Directions:
Tell how many lines in these records contain the string "answers", with only the number as the reply.

Records from a data source:
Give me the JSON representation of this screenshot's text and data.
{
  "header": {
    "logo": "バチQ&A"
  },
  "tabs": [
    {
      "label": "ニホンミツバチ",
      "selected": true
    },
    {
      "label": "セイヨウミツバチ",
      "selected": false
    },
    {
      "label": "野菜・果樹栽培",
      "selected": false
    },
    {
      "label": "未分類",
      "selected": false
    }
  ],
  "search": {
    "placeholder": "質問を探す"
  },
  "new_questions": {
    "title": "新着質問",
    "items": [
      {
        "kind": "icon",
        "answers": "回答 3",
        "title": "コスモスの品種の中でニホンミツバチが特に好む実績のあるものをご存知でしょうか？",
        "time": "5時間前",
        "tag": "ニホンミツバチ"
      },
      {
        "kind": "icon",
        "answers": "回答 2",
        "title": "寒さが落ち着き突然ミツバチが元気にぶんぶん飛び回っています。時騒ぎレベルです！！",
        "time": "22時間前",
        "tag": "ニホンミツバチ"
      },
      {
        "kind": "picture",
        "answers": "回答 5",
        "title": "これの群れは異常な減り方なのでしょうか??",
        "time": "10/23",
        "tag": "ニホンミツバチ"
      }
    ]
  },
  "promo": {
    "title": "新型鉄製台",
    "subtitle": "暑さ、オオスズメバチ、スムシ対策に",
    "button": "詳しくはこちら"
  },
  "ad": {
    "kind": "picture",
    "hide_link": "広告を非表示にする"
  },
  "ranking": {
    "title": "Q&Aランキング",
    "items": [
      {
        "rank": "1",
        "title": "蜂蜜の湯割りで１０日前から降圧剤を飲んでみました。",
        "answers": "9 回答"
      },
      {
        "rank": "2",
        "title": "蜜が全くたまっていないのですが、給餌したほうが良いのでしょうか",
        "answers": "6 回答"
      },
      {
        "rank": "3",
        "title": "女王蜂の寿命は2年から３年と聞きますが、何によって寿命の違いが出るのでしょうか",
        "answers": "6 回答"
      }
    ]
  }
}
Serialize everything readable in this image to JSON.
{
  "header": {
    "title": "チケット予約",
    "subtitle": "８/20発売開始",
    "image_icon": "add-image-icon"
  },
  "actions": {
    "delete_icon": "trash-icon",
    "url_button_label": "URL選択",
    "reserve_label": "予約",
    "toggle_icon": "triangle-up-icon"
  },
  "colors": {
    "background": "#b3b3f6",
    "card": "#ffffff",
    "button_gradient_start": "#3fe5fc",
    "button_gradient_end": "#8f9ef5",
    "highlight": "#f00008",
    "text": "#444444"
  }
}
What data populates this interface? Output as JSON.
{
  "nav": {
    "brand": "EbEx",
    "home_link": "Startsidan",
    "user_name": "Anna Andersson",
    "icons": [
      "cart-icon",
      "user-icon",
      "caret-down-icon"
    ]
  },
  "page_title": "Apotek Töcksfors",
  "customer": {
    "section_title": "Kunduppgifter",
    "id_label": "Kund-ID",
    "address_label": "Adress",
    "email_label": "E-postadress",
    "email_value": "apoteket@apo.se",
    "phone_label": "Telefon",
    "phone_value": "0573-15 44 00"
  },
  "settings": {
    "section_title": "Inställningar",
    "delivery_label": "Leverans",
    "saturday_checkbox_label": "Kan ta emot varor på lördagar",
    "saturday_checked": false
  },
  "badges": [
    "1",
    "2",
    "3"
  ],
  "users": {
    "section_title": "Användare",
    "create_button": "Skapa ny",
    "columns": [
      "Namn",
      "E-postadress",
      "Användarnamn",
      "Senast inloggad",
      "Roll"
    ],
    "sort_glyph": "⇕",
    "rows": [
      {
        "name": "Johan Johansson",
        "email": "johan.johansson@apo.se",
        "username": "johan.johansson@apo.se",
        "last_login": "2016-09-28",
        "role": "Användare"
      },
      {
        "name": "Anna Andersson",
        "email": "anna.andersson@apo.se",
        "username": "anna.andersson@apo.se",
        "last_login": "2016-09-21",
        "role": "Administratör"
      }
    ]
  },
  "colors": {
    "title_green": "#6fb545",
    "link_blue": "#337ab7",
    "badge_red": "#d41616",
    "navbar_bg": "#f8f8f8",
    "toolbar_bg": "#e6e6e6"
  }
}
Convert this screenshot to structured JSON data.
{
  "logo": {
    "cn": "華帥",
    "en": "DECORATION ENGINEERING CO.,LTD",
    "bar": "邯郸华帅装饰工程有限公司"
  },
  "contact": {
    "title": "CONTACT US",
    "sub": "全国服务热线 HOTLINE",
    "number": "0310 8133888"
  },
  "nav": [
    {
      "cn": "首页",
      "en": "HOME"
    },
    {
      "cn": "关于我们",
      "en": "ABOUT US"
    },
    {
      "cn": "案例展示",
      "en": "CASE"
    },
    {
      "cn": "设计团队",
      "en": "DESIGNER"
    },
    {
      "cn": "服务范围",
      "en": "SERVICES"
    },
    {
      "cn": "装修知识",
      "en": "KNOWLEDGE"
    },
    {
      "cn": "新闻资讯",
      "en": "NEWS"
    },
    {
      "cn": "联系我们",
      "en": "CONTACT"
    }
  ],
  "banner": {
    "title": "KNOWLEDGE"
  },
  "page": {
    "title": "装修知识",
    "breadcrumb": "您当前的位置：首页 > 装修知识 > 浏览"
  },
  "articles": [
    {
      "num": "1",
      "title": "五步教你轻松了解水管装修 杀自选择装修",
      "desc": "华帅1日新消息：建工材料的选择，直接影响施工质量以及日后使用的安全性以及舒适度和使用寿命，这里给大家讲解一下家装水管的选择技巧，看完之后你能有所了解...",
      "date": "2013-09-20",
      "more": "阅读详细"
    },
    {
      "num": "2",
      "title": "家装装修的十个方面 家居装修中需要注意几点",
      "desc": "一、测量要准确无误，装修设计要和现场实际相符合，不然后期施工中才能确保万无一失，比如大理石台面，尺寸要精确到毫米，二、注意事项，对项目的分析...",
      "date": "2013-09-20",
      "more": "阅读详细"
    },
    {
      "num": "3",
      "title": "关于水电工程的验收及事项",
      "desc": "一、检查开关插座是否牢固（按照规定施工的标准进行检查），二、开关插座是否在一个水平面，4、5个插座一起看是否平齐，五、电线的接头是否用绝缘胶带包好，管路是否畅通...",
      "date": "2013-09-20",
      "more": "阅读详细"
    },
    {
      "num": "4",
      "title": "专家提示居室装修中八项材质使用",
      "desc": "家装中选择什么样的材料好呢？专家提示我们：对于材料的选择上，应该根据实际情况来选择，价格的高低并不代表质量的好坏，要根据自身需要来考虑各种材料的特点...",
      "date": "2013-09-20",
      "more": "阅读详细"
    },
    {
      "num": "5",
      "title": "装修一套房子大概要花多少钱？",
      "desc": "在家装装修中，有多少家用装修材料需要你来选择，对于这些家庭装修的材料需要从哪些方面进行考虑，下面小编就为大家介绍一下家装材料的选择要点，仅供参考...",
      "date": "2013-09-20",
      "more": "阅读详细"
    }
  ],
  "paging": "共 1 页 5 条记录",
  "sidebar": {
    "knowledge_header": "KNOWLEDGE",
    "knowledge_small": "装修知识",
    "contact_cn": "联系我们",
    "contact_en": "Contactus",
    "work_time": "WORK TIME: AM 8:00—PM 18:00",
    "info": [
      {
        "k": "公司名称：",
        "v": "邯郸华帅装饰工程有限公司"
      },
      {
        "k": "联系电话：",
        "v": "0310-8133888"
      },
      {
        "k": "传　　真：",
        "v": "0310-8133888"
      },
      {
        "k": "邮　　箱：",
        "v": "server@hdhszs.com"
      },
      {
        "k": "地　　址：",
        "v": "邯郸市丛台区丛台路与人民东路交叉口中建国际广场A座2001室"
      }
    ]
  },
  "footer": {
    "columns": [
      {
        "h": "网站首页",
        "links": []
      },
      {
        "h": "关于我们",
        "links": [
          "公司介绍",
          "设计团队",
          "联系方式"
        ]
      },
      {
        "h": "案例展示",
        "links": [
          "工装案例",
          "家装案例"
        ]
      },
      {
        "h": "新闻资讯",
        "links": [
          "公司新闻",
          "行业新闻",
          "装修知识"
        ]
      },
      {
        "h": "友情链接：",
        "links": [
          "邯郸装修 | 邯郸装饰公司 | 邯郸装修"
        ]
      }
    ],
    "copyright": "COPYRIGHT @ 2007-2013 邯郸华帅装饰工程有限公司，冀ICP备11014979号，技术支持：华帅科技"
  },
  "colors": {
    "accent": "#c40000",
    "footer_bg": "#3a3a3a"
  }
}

Written answer:
6